Along with these beautiful mosaics, there is also a huge new work by Jaz Mishap that we have seen on Instagram.
The topless mural of Kim Kardashian and model Em Ratajkowski by Lushsux is a major attraction here. When it first appeared back in 2016, people thought it wouldn’t last long, but it was still there on my last visit four years later, and I think it still is.
Walk to the end of Drewey Lane to Little Lonsdale Stree, turn left and head down to Elizabeth Street. You have about a 10-minute (750m) walk from here to Blender Lane.
Blender Lane and Blender Studios
Just off Franklin street, Blender lane is a popular spot and a great place to see new work.
Blender Studios calls itself the home of street art in Melbourne. More than twenty local street artists work out of this venue. You can visit the studios, buy works, or sign up for one of the workshops, from beginner to advanced skills. These are offered online too!
Check out the Google street view of Blender Lane.
At this point feel free to make a detour to Queen Victoria Market (closed Monday and Wednesday).
From Blender Lane to our next stop is a 13-minute walk. It’s also about 13 minutes on the No 86 tram so while it won’t save you any time if your feet are tired jump on the tram, it’s free!
Upper West Side Arts Precinct
On our last visit, we were thrilled to see the large-scale murals from some of our favourite artists, including Smug, Adnate, Rone, Fintan Magee, and Dvate. Even if you don’t do the complete walk, this one is very close to Swanson Street Station.
This is more like the street art we are used to seeing in other Australian cities, and we think some of Melbourne’s best in the CBD.
From here, you can give your legs a bit of a rest and jump on a tram (11, 12, 48 or 109) down Collins Street to the stop after the Elizabeth Street intersection. From Collins Street walkthrough Centreway Arcade to Flinders Lane, turn left, and on the side wall of local institution, Brunetti’s is your next wall.
Lisa King, an artist whose work we first discovered in Adelaide, has painted a gigantic mural of a woman in a white dress on the wall of popular cafe Brunetti. This is a new work and we don’t yet have a photo but drop by and check it out, while you are there get a pastry from Brunetti.
Degraves Street and Centre Place
We ended our walk here because cafes and bars line this laneway, making it a good place to reward yourself for your long walk! If you are staying nearby, pop back early one morning before the shops open and you will find more art on the shutters.

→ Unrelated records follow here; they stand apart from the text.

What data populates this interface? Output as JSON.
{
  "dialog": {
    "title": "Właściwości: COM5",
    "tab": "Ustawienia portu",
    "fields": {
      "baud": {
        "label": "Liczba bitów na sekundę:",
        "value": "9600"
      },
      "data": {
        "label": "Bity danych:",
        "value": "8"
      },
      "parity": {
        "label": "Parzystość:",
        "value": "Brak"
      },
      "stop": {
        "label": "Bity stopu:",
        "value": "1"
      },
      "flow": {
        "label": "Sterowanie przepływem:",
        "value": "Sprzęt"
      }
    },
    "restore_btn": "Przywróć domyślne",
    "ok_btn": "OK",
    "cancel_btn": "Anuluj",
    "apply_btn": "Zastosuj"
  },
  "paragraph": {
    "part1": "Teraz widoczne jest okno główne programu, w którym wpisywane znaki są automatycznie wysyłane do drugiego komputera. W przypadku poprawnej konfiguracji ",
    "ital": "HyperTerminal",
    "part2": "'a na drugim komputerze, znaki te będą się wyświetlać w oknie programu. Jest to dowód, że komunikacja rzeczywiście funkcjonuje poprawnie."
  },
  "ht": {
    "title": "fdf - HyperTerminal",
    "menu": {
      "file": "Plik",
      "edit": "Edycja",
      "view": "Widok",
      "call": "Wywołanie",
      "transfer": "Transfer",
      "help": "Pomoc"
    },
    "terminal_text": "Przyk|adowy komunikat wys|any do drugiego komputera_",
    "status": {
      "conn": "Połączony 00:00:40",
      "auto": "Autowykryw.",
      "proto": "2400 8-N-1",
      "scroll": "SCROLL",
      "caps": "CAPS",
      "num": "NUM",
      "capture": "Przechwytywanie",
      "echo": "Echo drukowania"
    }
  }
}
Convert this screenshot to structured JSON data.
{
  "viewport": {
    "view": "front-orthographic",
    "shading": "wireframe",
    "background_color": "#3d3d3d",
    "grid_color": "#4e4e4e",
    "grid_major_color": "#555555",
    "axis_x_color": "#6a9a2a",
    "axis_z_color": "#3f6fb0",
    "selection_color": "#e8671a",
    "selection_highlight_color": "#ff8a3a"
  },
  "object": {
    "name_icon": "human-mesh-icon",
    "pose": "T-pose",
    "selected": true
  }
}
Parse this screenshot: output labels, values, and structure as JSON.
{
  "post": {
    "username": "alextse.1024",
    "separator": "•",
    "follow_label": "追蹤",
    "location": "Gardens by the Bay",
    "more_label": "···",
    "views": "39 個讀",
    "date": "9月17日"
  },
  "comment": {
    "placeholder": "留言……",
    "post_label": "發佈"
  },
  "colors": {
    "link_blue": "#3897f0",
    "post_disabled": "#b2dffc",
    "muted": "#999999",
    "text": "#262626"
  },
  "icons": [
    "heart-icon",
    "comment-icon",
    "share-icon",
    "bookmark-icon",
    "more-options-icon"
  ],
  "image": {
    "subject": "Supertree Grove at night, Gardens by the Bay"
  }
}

Now off you go – get walking and find the best art, choose your favourite local artist and let us know if you find something we missed so we can look for it next time.
If you want to continue searching for street art and graffiti across Melbourne, check out these inner suburbs. You could easily spend half a day in each exploring not just the art but also the bars, cafes and local markets. We have created some Google maps to help you and provided links.
Want to keep up to date with the street art world in Melbourne? I suggest you follow these accounts on Instagram. As a Sydneysider who visits often, we use these as a way to see what’s going on and what to look out for on our next visit.
Melbourne Street Art Map
Got a question? Head over to our Australia Travel Tips Facebook Group and ask a local.